* **YOUR TASK**: Output the material exactly, line by line.

=== DATA EXCERPTS ===

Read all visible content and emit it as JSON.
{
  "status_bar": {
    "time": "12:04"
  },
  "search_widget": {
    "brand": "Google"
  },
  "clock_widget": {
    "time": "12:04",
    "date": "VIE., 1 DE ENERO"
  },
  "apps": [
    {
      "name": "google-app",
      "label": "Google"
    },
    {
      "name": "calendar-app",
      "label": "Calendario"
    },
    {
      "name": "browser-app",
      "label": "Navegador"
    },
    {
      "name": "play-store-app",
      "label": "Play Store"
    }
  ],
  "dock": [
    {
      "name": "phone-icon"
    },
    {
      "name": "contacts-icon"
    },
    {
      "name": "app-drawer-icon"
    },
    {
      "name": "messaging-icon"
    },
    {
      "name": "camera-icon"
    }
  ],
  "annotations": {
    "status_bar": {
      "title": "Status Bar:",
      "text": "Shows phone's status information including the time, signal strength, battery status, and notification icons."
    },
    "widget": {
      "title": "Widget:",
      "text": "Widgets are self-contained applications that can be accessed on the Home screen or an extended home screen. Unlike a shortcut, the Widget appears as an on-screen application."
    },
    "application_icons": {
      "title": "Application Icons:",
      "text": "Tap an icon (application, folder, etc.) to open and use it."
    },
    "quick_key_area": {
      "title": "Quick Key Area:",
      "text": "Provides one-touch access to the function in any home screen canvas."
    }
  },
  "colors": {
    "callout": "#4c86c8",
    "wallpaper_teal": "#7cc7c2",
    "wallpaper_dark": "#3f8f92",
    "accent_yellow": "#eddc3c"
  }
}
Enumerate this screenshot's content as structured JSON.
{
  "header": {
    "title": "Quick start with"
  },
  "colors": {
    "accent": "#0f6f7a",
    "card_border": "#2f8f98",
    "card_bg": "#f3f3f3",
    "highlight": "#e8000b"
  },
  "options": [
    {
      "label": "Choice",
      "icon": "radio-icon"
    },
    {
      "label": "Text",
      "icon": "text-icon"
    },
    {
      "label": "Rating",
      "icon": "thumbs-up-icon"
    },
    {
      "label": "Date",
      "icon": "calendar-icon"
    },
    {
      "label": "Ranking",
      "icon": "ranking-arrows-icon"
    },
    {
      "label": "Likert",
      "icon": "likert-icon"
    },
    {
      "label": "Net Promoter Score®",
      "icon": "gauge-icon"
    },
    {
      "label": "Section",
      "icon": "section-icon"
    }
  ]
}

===

* **RESULT OF THIS TASK**:
Read all visible content and emit it as JSON.
{
  "status_bar": {
    "time": "12:04"
  },
  "search_widget": {
    "brand": "Google"
  },
  "clock_widget": {
    "time": "12:04",
    "date": "VIE., 1 DE ENERO"
  },
  "apps": [
    {
      "name": "google-app",
      "label": "Google"
    },
    {
      "name": "calendar-app",
      "label": "Calendario"
    },
    {
      "name": "browser-app",
      "label": "Navegador"
    },
    {
      "name": "play-store-app",
      "label": "Play Store"
    }
  ],
  "dock": [
    {
      "name": "phone-icon"
    },
    {
      "name": "contacts-icon"
    },
    {
      "name": "app-drawer-icon"
    },
    {
      "name": "messaging-icon"
    },
    {
      "name": "camera-icon"
    }
  ],
  "annotations": {
    "status_bar": {
      "title": "Status Bar:",
      "text": "Shows phone's status information including the time, signal strength, battery status, and notification icons."
    },
    "widget": {
      "title": "Widget:",
      "text": "Widgets are self-contained applications that can be accessed on the Home screen or an extended home screen. Unlike a shortcut, the Widget appears as an on-screen application."
    },
    "application_icons": {
      "title": "Application Icons:",
      "text": "Tap an icon (application, folder, etc.) to open and use it."
    },
    "quick_key_area": {
      "title": "Quick Key Area:",
      "text": "Provides one-touch access to the function in any home screen canvas."
    }
  },
  "colors": {
    "callout": "#4c86c8",
    "wallpaper_teal": "#7cc7c2",
    "wallpaper_dark": "#3f8f92",
    "accent_yellow": "#eddc3c"
  }
}
Enumerate this screenshot's content as structured JSON.
{
  "header": {
    "title": "Quick start with"
  },
  "colors": {
    "accent": "#0f6f7a",
    "card_border": "#2f8f98",
    "card_bg": "#f3f3f3",
    "highlight": "#e8000b"
  },
  "options": [
    {
      "label": "Choice",
      "icon": "radio-icon"
    },
    {
      "label": "Text",
      "icon": "text-icon"
    },
    {
      "label": "Rating",
      "icon": "thumbs-up-icon"
    },
    {
      "label": "Date",
      "icon": "calendar-icon"
    },
    {
      "label": "Ranking",
      "icon": "ranking-arrows-icon"
    },
    {
      "label": "Likert",
      "icon": "likert-icon"
    },
    {
      "label": "Net Promoter Score®",
      "icon": "gauge-icon"
    },
    {
      "label": "Section",
      "icon": "section-icon"
    }
  ]
}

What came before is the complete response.